▸ Records from a collection
-=-=-

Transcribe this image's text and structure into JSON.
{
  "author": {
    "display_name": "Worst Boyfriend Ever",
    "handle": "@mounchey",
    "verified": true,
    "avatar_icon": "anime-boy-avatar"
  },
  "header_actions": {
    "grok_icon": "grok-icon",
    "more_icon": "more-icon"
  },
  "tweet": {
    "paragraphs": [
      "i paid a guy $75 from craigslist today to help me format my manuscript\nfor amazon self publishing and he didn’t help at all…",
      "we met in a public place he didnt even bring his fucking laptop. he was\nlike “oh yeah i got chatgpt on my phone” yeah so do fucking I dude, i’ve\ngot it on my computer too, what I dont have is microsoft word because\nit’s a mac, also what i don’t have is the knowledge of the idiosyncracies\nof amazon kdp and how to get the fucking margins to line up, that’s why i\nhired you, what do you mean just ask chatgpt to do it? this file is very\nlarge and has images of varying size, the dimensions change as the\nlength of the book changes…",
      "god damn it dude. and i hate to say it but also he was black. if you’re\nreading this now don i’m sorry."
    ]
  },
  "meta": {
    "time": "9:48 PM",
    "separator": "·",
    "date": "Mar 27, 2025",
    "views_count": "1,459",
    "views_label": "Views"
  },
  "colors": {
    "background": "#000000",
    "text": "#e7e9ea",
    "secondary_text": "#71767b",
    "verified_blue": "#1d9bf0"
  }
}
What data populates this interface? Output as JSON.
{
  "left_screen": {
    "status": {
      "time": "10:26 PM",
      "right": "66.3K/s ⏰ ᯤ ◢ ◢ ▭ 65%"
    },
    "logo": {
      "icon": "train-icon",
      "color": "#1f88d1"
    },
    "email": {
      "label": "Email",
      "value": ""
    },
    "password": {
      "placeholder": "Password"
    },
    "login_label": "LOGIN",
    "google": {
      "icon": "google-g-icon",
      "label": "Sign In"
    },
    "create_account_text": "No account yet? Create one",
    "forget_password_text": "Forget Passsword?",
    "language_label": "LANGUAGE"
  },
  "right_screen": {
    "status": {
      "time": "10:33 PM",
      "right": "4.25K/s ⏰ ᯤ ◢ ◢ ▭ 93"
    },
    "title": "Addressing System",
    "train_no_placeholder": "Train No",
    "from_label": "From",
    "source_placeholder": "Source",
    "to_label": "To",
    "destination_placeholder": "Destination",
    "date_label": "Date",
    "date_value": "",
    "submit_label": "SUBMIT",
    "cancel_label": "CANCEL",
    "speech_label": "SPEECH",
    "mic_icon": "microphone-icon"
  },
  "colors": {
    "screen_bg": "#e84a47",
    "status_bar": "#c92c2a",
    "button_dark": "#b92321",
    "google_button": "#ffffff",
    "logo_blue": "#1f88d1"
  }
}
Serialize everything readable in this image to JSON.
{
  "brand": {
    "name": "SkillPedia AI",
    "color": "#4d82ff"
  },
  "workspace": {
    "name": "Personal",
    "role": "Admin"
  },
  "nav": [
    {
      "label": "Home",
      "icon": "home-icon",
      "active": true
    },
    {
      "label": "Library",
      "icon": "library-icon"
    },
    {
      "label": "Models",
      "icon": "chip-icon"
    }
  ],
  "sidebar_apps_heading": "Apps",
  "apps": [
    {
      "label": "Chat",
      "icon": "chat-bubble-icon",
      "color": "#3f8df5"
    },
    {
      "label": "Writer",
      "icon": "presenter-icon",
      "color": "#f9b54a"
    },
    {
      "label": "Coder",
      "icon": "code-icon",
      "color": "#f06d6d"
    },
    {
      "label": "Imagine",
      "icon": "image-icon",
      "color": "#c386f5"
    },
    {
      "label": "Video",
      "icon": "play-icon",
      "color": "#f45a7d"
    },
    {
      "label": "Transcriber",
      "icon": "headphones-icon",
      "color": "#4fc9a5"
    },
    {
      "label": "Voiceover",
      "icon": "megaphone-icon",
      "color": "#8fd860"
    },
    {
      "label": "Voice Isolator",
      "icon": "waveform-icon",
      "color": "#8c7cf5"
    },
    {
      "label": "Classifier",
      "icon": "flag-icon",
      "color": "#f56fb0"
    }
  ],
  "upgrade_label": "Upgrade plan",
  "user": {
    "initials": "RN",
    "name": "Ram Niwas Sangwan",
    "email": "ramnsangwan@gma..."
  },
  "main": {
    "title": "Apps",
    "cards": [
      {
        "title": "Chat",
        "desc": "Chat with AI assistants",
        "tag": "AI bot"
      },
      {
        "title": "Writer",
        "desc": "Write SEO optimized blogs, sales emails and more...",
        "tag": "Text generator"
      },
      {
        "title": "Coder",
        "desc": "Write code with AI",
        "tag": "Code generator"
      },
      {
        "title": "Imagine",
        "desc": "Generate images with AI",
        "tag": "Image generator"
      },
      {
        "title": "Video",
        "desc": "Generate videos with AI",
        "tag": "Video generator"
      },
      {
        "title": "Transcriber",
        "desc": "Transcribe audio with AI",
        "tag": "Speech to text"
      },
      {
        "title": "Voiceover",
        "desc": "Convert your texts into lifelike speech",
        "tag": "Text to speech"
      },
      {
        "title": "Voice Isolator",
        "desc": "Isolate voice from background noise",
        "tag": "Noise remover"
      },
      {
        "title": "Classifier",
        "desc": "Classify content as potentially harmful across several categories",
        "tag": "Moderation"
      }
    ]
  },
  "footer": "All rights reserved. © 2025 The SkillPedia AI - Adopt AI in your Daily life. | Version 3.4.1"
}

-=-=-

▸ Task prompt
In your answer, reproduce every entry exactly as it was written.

▸ Response below
Transcribe this image's text and structure into JSON.
{
  "author": {
    "display_name": "Worst Boyfriend Ever",
    "handle": "@mounchey",
    "verified": true,
    "avatar_icon": "anime-boy-avatar"
  },
  "header_actions": {
    "grok_icon": "grok-icon",
    "more_icon": "more-icon"
  },
  "tweet": {
    "paragraphs": [
      "i paid a guy $75 from craigslist today to help me format my manuscript\nfor amazon self publishing and he didn’t help at all…",
      "we met in a public place he didnt even bring his fucking laptop. he was\nlike “oh yeah i got chatgpt on my phone” yeah so do fucking I dude, i’ve\ngot it on my computer too, what I dont have is microsoft word because\nit’s a mac, also what i don’t have is the knowledge of the idiosyncracies\nof amazon kdp and how to get the fucking margins to line up, that’s why i\nhired you, what do you mean just ask chatgpt to do it? this file is very\nlarge and has images of varying size, the dimensions change as the\nlength of the book changes…",
      "god damn it dude. and i hate to say it but also he was black. if you’re\nreading this now don i’m sorry."
    ]
  },
  "meta": {
    "time": "9:48 PM",
    "separator": "·",
    "date": "Mar 27, 2025",
    "views_count": "1,459",
    "views_label": "Views"
  },
  "colors": {
    "background": "#000000",
    "text": "#e7e9ea",
    "secondary_text": "#71767b",
    "verified_blue": "#1d9bf0"
  }
}
What data populates this interface? Output as JSON.
{
  "left_screen": {
    "status": {
      "time": "10:26 PM",
      "right": "66.3K/s ⏰ ᯤ ◢ ◢ ▭ 65%"
    },
    "logo": {
      "icon": "train-icon",
      "color": "#1f88d1"
    },
    "email": {
      "label": "Email",
      "value": ""
    },
    "password": {
      "placeholder": "Password"
    },
    "login_label": "LOGIN",
    "google": {
      "icon": "google-g-icon",
      "label": "Sign In"
    },
    "create_account_text": "No account yet? Create one",
    "forget_password_text": "Forget Passsword?",
    "language_label": "LANGUAGE"
  },
  "right_screen": {
    "status": {
      "time": "10:33 PM",
      "right": "4.25K/s ⏰ ᯤ ◢ ◢ ▭ 93"
    },
    "title": "Addressing System",
    "train_no_placeholder": "Train No",
    "from_label": "From",
    "source_placeholder": "Source",
    "to_label": "To",
    "destination_placeholder": "Destination",
    "date_label": "Date",
    "date_value": "",
    "submit_label": "SUBMIT",
    "cancel_label": "CANCEL",
    "speech_label": "SPEECH",
    "mic_icon": "microphone-icon"
  },
  "colors": {
    "screen_bg": "#e84a47",
    "status_bar": "#c92c2a",
    "button_dark": "#b92321",
    "google_button": "#ffffff",
    "logo_blue": "#1f88d1"
  }
}
Serialize everything readable in this image to JSON.
{
  "brand": {
    "name": "SkillPedia AI",
    "color": "#4d82ff"
  },
  "workspace": {
    "name": "Personal",
    "role": "Admin"
  },
  "nav": [
    {
      "label": "Home",
      "icon": "home-icon",
      "active": true
    },
    {
      "label": "Library",
      "icon": "library-icon"
    },
    {
      "label": "Models",
      "icon": "chip-icon"
    }
  ],
  "sidebar_apps_heading": "Apps",
  "apps": [
    {
      "label": "Chat",
      "icon": "chat-bubble-icon",
      "color": "#3f8df5"
    },
    {
      "label": "Writer",
      "icon": "presenter-icon",
      "color": "#f9b54a"
    },
    {
      "label": "Coder",
      "icon": "code-icon",
      "color": "#f06d6d"
    },
    {
      "label": "Imagine",
      "icon": "image-icon",
      "color": "#c386f5"
    },
    {
      "label": "Video",
      "icon": "play-icon",
      "color": "#f45a7d"
    },
    {
      "label": "Transcriber",
      "icon": "headphones-icon",
      "color": "#4fc9a5"
    },
    {
      "label": "Voiceover",
      "icon": "megaphone-icon",
      "color": "#8fd860"
    },
    {
      "label": "Voice Isolator",
      "icon": "waveform-icon",
      "color": "#8c7cf5"
    },
    {
      "label": "Classifier",
      "icon": "flag-icon",
      "color": "#f56fb0"
    }
  ],
  "upgrade_label": "Upgrade plan",
  "user": {
    "initials": "RN",
    "name": "Ram Niwas Sangwan",
    "email": "ramnsangwan@gma..."
  },
  "main": {
    "title": "Apps",
    "cards": [
      {
        "title": "Chat",
        "desc": "Chat with AI assistants",
        "tag": "AI bot"
      },
      {
        "title": "Writer",
        "desc": "Write SEO optimized blogs, sales emails and more...",
        "tag": "Text generator"
      },
      {
        "title": "Coder",
        "desc": "Write code with AI",
        "tag": "Code generator"
      },
      {
        "title": "Imagine",
        "desc": "Generate images with AI",
        "tag": "Image generator"
      },
      {
        "title": "Video",
        "desc": "Generate videos with AI",
        "tag": "Video generator"
      },
      {
        "title": "Transcriber",
        "desc": "Transcribe audio with AI",
        "tag": "Speech to text"
      },
      {
        "title": "Voiceover",
        "desc": "Convert your texts into lifelike speech",
        "tag": "Text to speech"
      },
      {
        "title": "Voice Isolator",
        "desc": "Isolate voice from background noise",
        "tag": "Noise remover"
      },
      {
        "title": "Classifier",
        "desc": "Classify content as potentially harmful across several categories",
        "tag": "Moderation"
      }
    ]
  },
  "footer": "All rights reserved. © 2025 The SkillPedia AI - Adopt AI in your Daily life. | Version 3.4.1"
}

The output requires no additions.